Evolution of charge and mass for such massive isolated black hole has been considered in literature:

  • Hiscock, W. A., & Weems, L. D. (1990). Evolution of charged evaporating black holes. Physical Review D, 41(4), 1142, doi:10.1103/PhysRevD.41.1142.

The rate of charge loss is obtained by integrating the Schwinger pair production rate over the volume near the horizon, while the mass loss is a sum of thermal radiation from massless particles and energy carried away by the charged particles. The resulting system is then integrated numerically. The overall evolution for the system is best illustrated by the following plot:

Figure from Hiscock & Weems 1990

FIG. 2. Evolution paths followed by evaporating charged black holes. The charged-black-hole configuration space is divided into two regions: a “charge dissipation zone” in the upper left, where black holes rapidly discharge, and a “mass dissipation zone” to the lower right, in which evaporation causes the charge-to-mass ratio of the black holes to increase. The boundary area between these two regions is a dissipative attractor, which all charged black holes evolve toward as they evaporate.

While here is a sample evolution of charge and mass through the black hole lifetime:

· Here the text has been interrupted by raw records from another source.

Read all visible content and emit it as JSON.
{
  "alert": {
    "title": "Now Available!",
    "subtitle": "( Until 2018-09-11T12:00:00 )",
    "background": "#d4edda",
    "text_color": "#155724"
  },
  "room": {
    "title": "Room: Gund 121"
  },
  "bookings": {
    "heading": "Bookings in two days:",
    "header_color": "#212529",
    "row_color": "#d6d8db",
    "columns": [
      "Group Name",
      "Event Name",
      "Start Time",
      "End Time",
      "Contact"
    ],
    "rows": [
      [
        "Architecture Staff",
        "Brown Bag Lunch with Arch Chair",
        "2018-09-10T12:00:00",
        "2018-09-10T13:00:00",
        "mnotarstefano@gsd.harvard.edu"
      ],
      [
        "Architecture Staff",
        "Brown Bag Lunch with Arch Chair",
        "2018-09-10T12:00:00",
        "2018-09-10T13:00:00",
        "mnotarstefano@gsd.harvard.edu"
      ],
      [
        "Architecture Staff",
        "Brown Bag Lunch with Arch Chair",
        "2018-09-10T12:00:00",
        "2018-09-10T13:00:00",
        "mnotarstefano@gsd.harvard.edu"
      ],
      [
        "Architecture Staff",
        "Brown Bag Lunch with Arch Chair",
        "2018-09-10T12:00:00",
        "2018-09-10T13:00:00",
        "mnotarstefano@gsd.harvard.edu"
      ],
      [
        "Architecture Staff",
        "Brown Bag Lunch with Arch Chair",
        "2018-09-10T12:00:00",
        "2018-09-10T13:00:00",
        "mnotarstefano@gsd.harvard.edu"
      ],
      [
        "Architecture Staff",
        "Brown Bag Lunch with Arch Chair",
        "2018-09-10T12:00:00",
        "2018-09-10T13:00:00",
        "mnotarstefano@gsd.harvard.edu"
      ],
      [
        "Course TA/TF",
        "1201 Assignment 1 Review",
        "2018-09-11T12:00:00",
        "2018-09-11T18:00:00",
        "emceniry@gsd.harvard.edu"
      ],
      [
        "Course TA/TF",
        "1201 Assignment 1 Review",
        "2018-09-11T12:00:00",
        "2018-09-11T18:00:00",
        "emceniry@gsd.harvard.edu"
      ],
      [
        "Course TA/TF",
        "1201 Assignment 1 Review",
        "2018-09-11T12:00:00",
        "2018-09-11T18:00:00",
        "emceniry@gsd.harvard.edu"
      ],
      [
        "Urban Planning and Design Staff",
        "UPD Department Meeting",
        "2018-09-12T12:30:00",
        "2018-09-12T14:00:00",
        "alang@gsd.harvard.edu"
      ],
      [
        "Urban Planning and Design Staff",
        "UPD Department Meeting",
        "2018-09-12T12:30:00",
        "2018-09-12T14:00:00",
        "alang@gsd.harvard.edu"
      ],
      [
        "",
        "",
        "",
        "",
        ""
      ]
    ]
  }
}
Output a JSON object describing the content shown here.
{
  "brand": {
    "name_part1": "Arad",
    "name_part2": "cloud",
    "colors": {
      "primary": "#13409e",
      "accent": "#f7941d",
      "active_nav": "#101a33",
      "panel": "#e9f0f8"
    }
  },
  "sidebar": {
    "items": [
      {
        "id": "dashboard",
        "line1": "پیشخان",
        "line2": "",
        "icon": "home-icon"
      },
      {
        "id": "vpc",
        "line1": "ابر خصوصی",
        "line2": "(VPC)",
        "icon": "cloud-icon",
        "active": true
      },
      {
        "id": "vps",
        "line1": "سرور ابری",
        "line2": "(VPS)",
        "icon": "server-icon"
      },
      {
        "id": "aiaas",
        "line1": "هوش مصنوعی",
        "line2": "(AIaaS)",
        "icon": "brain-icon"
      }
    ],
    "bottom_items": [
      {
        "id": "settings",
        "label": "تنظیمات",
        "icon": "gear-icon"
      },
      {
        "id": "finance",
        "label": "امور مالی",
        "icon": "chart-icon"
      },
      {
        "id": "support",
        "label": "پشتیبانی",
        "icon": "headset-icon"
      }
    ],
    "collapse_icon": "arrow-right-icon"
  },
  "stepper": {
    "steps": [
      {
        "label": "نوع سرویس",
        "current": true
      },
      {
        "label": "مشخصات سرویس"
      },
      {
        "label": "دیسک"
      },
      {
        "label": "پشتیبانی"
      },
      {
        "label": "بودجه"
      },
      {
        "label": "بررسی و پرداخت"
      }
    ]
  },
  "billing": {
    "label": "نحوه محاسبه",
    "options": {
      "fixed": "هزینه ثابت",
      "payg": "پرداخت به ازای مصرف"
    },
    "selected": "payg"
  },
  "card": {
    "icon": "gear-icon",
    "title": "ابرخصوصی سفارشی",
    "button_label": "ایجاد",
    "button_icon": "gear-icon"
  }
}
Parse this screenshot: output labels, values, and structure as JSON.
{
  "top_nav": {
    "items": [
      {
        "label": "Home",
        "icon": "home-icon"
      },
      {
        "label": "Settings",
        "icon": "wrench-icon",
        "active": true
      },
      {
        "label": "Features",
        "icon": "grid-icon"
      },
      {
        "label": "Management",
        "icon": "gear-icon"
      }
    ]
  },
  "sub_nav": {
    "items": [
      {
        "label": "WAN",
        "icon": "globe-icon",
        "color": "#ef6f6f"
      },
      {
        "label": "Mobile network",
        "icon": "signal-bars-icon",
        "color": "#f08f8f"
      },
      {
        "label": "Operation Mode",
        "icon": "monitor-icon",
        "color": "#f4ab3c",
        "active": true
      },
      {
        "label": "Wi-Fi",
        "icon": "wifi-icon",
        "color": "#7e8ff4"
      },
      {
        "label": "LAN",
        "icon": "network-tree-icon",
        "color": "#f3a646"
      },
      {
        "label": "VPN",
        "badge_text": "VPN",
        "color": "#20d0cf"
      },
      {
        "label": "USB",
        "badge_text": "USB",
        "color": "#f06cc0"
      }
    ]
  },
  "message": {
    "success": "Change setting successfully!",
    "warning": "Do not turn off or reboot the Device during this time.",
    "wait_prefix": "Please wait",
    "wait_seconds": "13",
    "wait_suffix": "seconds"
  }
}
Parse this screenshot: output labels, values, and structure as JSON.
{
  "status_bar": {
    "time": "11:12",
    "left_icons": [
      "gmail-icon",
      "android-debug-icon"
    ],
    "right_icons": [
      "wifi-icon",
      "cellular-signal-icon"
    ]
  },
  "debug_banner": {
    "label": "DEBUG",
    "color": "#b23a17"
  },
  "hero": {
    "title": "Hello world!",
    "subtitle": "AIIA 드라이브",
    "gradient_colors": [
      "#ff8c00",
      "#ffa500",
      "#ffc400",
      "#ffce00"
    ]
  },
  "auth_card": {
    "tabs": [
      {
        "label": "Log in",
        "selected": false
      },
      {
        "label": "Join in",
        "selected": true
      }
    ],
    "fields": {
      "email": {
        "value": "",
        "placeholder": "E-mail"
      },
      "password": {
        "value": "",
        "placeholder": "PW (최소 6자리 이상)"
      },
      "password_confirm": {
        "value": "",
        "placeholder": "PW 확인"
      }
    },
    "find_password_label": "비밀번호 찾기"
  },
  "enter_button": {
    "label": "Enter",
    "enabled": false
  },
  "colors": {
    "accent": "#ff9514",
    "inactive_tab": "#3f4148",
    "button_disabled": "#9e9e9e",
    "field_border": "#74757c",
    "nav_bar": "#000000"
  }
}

Figure from Hiscock & Weems 1990

FIG. 7. Mass and charge as functions of time for a black hole with $M= 168 \times 10^{6} M_\odot$ and $(Q/M)^2=0.1$ initially, and $n_\nu=3$. The charge-to-mass ratio of the black hole reaches a maximum at $(Q/M)^2=0.9999$ just as it reaches the attractor. The black hole spends most of its lifetime very close to the extreme Reissner-Nordstrom limit.

We see that a very heavy black hole with a significant initial charge $Q<M$ would first lose most of its “excess” mass ($M-Q$) and then spent most of its lifetime in a near extreme Reissner–Nordström state evolving along the attractor trajectory. The temperature of the black hole of course, never reaches zero, so there is no violation of the third law of thermodynamics.

The total lifetime of such charged black hole is dominated by the initial charge $Q_i$ and could be approximated as: $$ T\simeq \frac{2 \pi^2 \hbar^2}{e^3} \exp \left(\frac{Q_i}{Q_0} \right)= 10^{47} \exp \left(\frac{Q_i}{Q_0} \right) \,\text{yr}, $$ where $Q_0=\frac{\hbar e}{\pi m^2}\approx 1.7\cdot 10^5 M_\odot$, the equation starts being valid for $Q_i> 60\cdot 10^6M_\odot$. This lifetime is exponentially longer than the lifetime of an uncharged black hole, that scales as $M^3$.